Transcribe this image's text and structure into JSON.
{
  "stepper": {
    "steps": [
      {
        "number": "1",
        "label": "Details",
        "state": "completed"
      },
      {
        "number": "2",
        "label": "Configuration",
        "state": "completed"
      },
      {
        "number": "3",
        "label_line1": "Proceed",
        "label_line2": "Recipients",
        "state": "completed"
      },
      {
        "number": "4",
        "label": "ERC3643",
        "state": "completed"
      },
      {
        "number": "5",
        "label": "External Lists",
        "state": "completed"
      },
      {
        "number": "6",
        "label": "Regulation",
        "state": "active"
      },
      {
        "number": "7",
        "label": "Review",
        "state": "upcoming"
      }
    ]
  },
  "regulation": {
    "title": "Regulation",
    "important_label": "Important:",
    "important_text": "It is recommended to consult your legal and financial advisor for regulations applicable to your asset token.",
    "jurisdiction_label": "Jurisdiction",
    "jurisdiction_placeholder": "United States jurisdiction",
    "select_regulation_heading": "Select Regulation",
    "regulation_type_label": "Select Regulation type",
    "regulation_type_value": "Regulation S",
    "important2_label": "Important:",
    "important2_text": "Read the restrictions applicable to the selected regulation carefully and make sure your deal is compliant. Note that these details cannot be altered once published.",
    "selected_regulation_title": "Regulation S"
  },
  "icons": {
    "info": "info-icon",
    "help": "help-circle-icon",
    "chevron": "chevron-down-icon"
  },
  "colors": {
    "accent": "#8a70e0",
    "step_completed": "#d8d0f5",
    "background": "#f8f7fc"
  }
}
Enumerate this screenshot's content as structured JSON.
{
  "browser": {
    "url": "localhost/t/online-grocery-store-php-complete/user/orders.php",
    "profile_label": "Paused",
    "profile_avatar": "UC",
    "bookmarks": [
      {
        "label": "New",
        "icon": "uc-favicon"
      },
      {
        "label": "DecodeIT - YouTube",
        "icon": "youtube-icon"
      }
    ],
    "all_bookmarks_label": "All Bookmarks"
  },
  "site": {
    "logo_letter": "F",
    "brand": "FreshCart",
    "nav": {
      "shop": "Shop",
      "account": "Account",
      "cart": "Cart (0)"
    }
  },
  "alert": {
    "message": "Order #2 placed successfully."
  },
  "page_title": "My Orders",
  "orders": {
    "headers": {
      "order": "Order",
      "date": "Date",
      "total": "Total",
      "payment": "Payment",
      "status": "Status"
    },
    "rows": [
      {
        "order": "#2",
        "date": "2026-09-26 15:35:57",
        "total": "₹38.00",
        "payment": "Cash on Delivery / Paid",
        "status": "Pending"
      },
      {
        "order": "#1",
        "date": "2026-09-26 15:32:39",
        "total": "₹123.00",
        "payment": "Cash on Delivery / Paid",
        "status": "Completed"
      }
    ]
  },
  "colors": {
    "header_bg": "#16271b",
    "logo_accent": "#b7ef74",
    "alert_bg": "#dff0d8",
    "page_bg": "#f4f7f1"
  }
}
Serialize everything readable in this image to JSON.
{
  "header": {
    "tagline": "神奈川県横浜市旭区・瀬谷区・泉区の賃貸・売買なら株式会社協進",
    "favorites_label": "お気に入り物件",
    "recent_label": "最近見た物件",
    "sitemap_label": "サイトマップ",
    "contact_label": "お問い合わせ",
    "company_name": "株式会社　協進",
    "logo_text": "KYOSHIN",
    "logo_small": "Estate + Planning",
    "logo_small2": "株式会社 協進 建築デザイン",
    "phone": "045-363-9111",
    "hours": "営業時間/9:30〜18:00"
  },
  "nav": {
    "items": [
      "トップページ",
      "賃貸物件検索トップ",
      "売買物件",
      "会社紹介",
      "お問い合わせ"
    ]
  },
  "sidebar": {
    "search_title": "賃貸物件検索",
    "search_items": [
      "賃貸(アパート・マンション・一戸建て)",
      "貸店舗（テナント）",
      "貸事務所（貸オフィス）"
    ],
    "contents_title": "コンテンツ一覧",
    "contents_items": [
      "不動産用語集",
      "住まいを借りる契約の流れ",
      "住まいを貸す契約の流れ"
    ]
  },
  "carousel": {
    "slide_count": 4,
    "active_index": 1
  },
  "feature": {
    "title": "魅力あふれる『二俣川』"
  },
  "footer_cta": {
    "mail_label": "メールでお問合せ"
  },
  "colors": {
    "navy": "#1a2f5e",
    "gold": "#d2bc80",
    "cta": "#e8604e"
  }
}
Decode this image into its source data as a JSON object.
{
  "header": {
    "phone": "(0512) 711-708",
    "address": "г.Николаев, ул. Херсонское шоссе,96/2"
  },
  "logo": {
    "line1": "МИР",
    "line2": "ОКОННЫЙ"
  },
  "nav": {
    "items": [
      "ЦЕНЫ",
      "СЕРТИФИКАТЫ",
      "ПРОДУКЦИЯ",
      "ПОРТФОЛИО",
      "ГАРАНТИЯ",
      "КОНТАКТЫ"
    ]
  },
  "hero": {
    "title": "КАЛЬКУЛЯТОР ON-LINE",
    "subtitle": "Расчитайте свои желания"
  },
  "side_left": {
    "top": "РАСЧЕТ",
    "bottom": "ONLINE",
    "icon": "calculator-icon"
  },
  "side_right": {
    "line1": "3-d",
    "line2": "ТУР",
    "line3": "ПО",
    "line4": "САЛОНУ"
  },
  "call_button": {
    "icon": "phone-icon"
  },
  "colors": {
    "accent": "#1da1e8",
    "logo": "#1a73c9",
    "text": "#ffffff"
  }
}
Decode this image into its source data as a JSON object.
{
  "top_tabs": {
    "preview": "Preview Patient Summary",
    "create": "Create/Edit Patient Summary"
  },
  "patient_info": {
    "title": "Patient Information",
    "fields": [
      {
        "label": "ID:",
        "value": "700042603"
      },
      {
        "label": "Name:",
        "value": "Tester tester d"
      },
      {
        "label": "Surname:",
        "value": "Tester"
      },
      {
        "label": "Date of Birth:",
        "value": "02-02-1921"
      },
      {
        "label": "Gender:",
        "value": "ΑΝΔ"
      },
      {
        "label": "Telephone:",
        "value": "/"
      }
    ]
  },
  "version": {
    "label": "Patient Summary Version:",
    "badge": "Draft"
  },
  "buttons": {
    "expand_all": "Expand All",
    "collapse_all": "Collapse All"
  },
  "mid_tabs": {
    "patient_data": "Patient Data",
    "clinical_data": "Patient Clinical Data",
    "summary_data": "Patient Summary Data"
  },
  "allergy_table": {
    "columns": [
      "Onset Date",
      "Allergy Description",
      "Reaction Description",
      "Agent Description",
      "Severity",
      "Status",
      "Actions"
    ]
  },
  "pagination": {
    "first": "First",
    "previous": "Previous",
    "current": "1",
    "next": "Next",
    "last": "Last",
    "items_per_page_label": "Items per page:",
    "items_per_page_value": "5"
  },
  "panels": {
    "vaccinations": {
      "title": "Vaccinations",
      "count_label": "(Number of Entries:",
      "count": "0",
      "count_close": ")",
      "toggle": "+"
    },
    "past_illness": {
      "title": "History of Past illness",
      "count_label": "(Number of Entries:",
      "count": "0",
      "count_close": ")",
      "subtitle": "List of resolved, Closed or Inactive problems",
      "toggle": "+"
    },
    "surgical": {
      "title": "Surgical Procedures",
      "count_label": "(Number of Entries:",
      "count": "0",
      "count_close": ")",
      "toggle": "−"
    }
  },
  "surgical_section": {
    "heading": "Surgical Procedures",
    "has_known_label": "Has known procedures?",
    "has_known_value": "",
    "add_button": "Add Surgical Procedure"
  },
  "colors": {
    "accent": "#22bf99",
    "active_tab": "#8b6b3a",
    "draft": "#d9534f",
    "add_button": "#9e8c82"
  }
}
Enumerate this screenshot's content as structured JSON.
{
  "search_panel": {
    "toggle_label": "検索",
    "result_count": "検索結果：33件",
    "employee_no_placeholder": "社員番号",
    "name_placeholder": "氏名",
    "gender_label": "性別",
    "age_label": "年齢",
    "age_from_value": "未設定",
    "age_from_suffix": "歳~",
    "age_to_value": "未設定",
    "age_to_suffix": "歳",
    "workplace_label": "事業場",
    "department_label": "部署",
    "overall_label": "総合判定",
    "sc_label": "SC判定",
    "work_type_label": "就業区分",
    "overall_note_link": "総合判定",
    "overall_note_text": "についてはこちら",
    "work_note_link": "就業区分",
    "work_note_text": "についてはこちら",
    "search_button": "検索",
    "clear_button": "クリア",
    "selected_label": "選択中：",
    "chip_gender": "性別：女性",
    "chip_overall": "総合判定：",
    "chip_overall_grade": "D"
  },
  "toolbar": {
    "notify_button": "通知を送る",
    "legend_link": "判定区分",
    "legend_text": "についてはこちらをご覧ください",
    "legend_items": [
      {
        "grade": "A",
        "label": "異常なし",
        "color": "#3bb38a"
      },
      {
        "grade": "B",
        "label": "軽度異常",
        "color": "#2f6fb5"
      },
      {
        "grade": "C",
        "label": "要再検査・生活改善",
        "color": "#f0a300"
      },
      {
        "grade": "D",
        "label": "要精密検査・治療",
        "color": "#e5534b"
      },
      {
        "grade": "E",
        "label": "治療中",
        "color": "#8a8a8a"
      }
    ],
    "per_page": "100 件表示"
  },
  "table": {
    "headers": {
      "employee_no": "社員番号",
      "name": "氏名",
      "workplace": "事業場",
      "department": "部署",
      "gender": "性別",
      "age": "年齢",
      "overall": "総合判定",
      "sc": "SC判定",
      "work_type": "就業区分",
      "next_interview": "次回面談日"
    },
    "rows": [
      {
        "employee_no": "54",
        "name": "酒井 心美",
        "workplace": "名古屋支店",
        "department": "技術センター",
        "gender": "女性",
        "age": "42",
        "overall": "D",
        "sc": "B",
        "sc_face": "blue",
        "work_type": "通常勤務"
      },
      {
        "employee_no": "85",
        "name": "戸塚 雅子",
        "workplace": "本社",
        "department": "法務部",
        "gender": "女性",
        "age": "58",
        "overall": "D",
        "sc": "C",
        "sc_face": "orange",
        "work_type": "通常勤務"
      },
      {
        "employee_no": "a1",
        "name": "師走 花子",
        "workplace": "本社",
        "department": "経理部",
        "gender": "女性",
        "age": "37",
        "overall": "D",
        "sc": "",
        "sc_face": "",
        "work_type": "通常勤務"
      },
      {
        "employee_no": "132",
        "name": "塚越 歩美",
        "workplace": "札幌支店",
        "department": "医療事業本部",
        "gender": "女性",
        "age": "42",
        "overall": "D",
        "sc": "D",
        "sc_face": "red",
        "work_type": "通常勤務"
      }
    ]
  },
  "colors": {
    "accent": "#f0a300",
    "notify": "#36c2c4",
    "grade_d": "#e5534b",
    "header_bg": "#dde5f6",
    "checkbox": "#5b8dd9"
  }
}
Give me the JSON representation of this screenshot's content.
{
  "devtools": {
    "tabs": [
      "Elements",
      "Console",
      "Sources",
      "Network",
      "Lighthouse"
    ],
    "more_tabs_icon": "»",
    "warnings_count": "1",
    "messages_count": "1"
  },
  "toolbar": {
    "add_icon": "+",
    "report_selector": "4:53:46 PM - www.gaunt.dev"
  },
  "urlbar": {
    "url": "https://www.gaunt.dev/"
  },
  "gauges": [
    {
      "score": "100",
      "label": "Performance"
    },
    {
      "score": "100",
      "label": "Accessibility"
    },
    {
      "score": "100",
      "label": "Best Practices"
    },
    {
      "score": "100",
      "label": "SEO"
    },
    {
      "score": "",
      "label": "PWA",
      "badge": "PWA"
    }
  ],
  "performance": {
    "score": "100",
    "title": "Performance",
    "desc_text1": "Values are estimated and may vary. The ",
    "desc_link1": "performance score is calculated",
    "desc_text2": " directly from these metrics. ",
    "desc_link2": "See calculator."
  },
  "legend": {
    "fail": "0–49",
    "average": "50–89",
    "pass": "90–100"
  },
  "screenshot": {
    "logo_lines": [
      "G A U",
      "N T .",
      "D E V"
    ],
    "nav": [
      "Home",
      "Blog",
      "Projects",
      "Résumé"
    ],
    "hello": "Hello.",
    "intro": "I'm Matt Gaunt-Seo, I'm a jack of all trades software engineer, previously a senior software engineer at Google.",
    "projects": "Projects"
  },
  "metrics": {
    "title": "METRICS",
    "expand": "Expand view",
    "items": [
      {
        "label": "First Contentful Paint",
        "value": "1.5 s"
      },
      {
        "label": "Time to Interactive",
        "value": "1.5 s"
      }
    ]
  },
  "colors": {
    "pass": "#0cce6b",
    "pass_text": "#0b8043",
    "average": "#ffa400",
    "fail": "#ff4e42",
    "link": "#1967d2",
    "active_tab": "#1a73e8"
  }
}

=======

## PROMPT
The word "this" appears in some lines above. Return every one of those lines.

## FINISHED TASK
Transcribe this image's text and structure into JSON.
Enumerate this screenshot's content as structured JSON.
Serialize everything readable in this image to JSON.
Decode this image into its source data as a JSON object.
Decode this image into its source data as a JSON object.
Enumerate this screenshot's content as structured JSON.
Give me the JSON representation of this screenshot's content.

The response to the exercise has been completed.